The Theory of Opposites by Allison Winn Scotch
This book is part love story, part coming of age, and part self help. Willa Chandler has spent her whole life being told who and what she is and following a path of least resistance and most reliability. When her husband proposes that they spend two months apart Willa is confronted with other opportunities that will have her considering what could be possible if she directs her own path and takes her life into her own hands. Good inspirational stuff wrapped in an easy to read package. Perfect beach reading.
A Watershed Year by Susan Schoenberger
Another woman in her thirties facing a coming-of-age test. Lucy is lonely and love lost when her best friend Harlan dies. She never professed her love to him and now regrets what they could have had. Harlan speaks to her from beyond the grave with emails he set up before he died. Over the year following his death Lucy learns how to bring love into her life and how to hold onto second chances and new beginnings. Another good beach read.
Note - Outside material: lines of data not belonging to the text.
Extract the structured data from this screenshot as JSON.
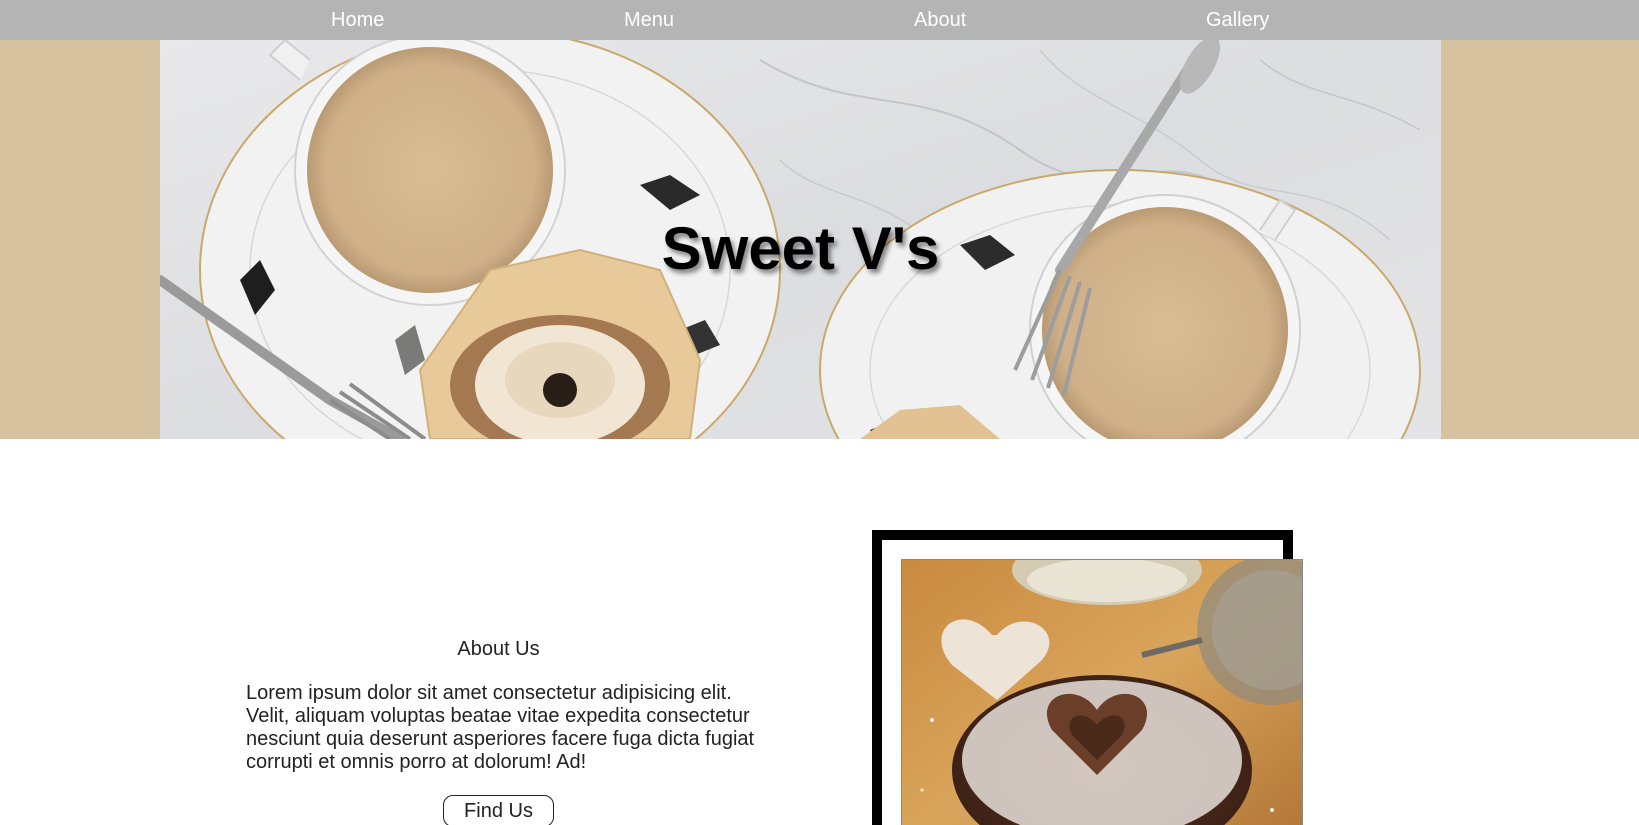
{
  "nav": {
    "items": [
      {
        "label": "Home"
      },
      {
        "label": "Menu"
      },
      {
        "label": "About"
      },
      {
        "label": "Gallery"
      }
    ]
  },
  "hero": {
    "title": "Sweet V's"
  },
  "about": {
    "heading": "About Us",
    "body": "Lorem ipsum dolor sit amet consectetur adipisicing elit. Velit, aliquam voluptas beatae vitae expedita consectetur nesciunt quia deserunt asperiores facere fuga dicta fugiat corrupti et omnis porro at dolorum! Ad!",
    "button_label": "Find Us"
  },
  "colors": {
    "nav_bg": "#b4b4b4",
    "hero_band": "#d7c2a0",
    "text": "#222222"
  }
}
After all this fiction, I am now on a non-fiction bent. My bedside table currently holds copies of ‘Five Days at Memorial: Life and Death in a Storm-Ravaged Hospital‘ by Sheri Fink, ‘The Body Book‘ by Cameron Diaz, and ‘Blue Plate Special: An Autobiography of My Appetites‘ by Kate Christensen. Reviews of those to come. Hopefully in a more regular fashion.
Tell me dear reader, what are you reading? Any recommendations? Have you read any of these books?